<<<<

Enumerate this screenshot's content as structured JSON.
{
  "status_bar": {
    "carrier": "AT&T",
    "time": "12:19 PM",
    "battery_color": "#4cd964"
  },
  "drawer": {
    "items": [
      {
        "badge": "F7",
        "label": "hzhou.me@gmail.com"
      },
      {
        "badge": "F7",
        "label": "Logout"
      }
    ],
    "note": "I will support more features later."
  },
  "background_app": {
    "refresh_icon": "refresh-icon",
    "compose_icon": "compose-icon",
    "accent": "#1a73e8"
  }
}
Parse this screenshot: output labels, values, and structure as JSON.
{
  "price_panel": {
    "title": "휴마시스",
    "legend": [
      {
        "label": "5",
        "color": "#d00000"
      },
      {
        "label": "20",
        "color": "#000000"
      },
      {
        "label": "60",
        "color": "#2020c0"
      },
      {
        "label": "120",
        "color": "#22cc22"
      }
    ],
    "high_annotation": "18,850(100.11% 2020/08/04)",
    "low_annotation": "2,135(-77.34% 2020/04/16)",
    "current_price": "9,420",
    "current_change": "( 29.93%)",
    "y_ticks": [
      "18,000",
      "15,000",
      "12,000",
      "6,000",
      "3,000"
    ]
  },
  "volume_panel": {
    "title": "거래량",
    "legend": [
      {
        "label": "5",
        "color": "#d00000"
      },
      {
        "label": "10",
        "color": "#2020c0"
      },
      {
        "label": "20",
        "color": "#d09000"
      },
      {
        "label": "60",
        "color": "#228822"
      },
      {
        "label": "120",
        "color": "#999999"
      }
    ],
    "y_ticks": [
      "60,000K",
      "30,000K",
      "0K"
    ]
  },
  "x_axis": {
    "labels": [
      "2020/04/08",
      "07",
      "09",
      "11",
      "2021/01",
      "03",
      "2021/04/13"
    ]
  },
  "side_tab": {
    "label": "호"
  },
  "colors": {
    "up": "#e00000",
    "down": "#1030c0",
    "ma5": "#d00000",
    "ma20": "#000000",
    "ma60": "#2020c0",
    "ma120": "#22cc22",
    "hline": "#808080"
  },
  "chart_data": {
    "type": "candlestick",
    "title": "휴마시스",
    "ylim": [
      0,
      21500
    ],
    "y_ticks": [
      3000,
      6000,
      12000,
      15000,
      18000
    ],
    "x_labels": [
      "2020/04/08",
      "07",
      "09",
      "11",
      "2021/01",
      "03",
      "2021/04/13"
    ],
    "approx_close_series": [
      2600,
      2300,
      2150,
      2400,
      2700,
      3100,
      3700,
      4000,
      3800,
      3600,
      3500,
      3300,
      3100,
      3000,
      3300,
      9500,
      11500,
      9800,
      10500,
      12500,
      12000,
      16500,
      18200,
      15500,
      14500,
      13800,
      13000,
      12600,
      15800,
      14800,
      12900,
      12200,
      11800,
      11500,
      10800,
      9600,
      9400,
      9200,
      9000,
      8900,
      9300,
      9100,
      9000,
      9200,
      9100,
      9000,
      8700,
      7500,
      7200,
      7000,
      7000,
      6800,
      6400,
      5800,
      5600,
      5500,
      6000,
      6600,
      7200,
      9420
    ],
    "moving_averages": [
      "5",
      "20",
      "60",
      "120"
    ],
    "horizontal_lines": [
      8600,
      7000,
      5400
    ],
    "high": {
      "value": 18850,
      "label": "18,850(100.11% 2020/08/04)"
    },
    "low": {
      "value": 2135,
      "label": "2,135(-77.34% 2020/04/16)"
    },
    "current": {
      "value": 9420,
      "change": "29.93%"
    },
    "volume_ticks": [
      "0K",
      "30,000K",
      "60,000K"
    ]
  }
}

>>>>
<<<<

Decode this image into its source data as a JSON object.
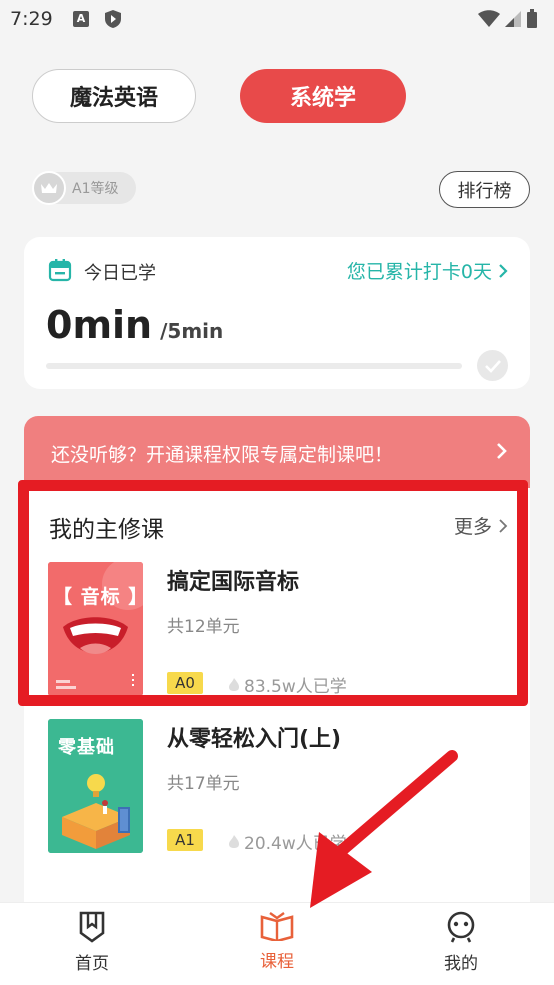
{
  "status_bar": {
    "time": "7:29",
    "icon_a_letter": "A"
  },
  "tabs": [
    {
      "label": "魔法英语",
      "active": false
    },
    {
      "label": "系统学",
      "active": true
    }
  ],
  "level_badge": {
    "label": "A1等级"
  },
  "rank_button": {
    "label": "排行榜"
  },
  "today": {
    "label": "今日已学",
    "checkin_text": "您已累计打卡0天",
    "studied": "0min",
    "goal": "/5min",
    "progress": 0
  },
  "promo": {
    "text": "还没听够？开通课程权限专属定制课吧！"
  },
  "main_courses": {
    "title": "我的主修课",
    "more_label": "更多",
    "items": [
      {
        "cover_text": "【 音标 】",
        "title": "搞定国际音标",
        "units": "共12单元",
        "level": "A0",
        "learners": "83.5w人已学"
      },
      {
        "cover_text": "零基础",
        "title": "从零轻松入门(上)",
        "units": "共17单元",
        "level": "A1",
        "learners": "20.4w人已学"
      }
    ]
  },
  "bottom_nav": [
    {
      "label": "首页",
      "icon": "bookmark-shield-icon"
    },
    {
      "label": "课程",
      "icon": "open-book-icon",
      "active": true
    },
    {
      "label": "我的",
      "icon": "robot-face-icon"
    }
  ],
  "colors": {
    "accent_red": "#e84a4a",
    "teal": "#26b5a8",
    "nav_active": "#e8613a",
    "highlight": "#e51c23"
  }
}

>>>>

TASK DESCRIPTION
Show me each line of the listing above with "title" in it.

FINAL ANSWER
    "title": "휴마시스",
    "title": "거래량",
    "title": "휴마시스",
    "title": "我的主修课",
        "title": "搞定国际音标",
        "title": "从零轻松入门(上)",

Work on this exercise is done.